Good morning! Welcome to the February 19th edition of Farm News and Views. This is Bob Bragg.
A couple of ag headlines bring home how weather often has a negative impact on farmers and ranchers. For example, an estimated 300,000 head of cattle were drowned due to flooding in northern Queensland, Australia, last week. The heavy rains have followed a drought that has plagued farmers and stockman in that state for the past seven years.
At the same time, in eastern Washington, over 1800 dairy cows died when an unexpected blizzard struck the area around Sunnyside in the southern Yakama Valley.
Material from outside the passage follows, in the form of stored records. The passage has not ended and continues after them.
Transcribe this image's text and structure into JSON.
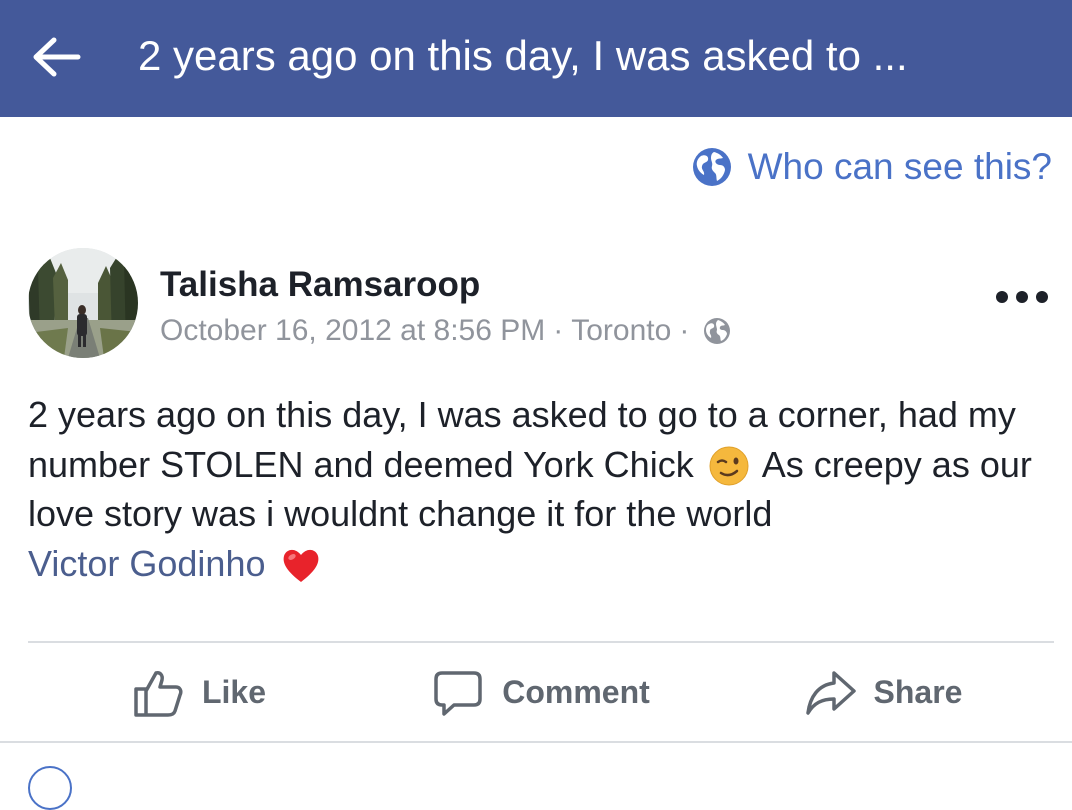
{
  "header": {
    "back_icon": "back-arrow-icon",
    "title": "2 years ago on this day, I was asked to ..."
  },
  "privacy": {
    "icon": "globe-icon",
    "label": "Who can see this?"
  },
  "post": {
    "author": "Talisha Ramsaroop",
    "timestamp": "October 16, 2012 at 8:56 PM",
    "separator": "·",
    "location": "Toronto",
    "audience_icon": "public-globe-icon",
    "more_icon": "more-options-icon",
    "text_part1": "2 years ago on this day, I was asked to go to a corner, had my number STOLEN and deemed York Chick",
    "emoji1": "winking-face-emoji",
    "text_part2": "As creepy as our love story was i wouldnt change it for the world",
    "mention": "Victor Godinho",
    "emoji2": "red-heart-emoji"
  },
  "actions": {
    "like": "Like",
    "comment": "Comment",
    "share": "Share"
  },
  "colors": {
    "header_bg": "#44599a",
    "link_blue": "#4a72c7",
    "mention": "#4b5e8e",
    "meta_grey": "#90949c",
    "action_grey": "#606770"
  }
}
While our winter weather here in the Four Corners Region has given us snow to shovel, icy roads, frigid temperatures and mud, it’s also presented the Region with a much improved mountain snow pack, precipitation in the valleys, when compared to last year. Most of the NRCS Snotel sites in the Region are reporting above average snow water content, although they are showing five to seven inches less than for the same period in 2017. So let it snow, let it snow and remember, we’re 30 days away from the spring Equinox.
Here’s a follow up on last weeks story about the auction sale of a 30 acre parcel of land in Cole County Illinois, that was once owned by Abraham Lincoln. The bid was $300,000, which was paid by an investor. No information was available concerning whether the buyer was renting it out for crop production, or would attempt to profit from its history.
The Green New Deal, supported by Rep. Alexandria Ocasio-Cortez, which calls for an end to the use of fossil fuels and a 100 percent adoption of “clean” energy by 2030, is starting to receive push back from some agricultural commentators. Their concern comes from language that calls for replacing non-essential individual means of transportation with high-quality and modern mass transit, and eliminating the use of fossil-based fertilizers and pesticides. They question how mass transit will work in rural areas, and what the impact of elimination of fertilizers and pesticides may have on crop and livestock production.
In major agricultural publications, articles concerning small scale farming are not part of their usual editorial content. But a recent Successful Farming piece, Are You Truly Ready to Buy a Farm? by Lauren Manning, is an interesting outlier. Manning, who is and attorney and adjunct professor at the University of Arkansas, gained experience working with established small farm operators. By 2017, she decided to look for her own small farm, and this article offers some helpful recommendations for beginning farmers to consider. First, set realistic expectations about the type of operation you want to develop, considering the crops and livestock you’ll raise, how much acreage is necessary, and whether financing is available. When evaluating potential farms, consider whether it has necessary infrastructure like a house, barns, corrals, fencing and irrigation, and how far is it from town. If it is just farm land, what’s the cost of building infrastructure and connecting utilities if they’re available. Other considerations include how much land can you manage if you have another job, and do you have the skills, knowledge and abilities to run a profitable farm business.
A link to this article and a companion article is at farmnewsandviews.net.
(You will find a link to the farm news and views blog at KSJD.org.)
This Mark Twain Quote seems appropriate for someone who is contemplating buying a farm. He said, “Twenty years from now, you will be more disappointed by the things you didn’t do than by the ones you did do.”
Until Next week, I’m Bob Bragg.